The children were left behind for various reasons. Some families realized it would be impossible to lie in the darkness overnight waiting for a boat with a young child. Others were forced to leave their sons and daughters because Danish fishermen feared children and infants might make noise and attract Nazi attention during the crossing to Sweden. Some of the children who did make the passage were sedated.
Jewish parents also left their children behind because they thought that the war, which by 1943 had turned in the Allies’ favor, would be over soon and that life in occupied Denmark would be better than a life of exile in Sweden.
Denmark’s chief rabbi, Bent Lexner, said he has officiated at funerals in the past few years where people confided that they never felt able to ask their parents why they had been left behind. “It was taboo for them,” Lexner said. “They never talked about it but they also felt they would have liked to ask their parents what happened. How could you do it?”
Most children returned to their parents after the war. But it wasn’t easy. The youngest children did not recognize their mothers and fathers after almost two years apart. Others had developed strong bonds with their foster family and chafed at returning to biological parents.

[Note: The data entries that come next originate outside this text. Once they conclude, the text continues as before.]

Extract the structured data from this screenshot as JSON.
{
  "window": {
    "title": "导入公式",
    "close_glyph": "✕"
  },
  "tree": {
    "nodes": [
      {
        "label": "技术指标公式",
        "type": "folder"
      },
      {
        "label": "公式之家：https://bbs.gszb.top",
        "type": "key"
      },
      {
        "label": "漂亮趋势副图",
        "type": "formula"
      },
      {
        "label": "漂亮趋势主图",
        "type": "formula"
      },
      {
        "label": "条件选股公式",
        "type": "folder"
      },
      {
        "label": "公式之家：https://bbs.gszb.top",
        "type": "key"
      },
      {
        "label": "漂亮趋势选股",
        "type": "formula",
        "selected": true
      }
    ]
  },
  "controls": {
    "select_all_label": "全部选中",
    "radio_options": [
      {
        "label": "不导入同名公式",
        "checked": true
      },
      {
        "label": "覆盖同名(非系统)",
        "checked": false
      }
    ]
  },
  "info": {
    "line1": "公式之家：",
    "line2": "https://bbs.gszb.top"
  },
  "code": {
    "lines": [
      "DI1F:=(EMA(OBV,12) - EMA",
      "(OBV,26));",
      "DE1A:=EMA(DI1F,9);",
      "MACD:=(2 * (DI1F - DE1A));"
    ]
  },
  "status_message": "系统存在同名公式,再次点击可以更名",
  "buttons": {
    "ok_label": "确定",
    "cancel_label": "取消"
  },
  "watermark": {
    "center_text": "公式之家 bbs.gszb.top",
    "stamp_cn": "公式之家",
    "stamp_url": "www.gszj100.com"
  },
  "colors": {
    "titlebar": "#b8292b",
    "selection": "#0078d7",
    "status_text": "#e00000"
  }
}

Tove Udsholt was five when, in 1945, her mother arrived in Gilleleje, a small town on the north coast of Zealand, to take her back to their home in Copenhagen. Udsholt did not recognize her mother. And she certainly did not want to leave her new parents in Gilleleje to live with her biological mother, who was now in the process of divorcing her father.
Udsholt’s mother tried several times during the years that followed to force her daughter to live with her in Copenhagen. But she finally had to accept that her daughter preferred life with her foster parents. “She had lost me,” Udsholt said. “I knew I had a mother in Copenhagen, but she was not the mother I loved.”
Udsholt finished school in Gilleleje. At the age of 20, she was christened and, soon after, she married a Danish Christian. Although Udsholt raised three sons in the Danish Lutheran church, her youngest son became interested in his Jewish roots. He married a Jewish woman and converted to Judaism. “I have three Christian grandchildren and three Jewish grandchildren,” Udsholt said. “It is [really interesting] for me to come in the synagogue with my Jewish family now.”
Stories such as Udsholt’s were largely unknown until Bak began a research project about the wartime experience of Danish Jews in 2008 for the Danish Jewish Museum in Copenhagen.
“Until this book was researched I’m not aware of this having been an issue which people paid attention to,” said Herbert Pundik, a Danish Jewish journalist who published a book about the Danish rescue, “In Denmark It Could Not Happen,” 15 years ago. ”I think she really opened up a new chapter.”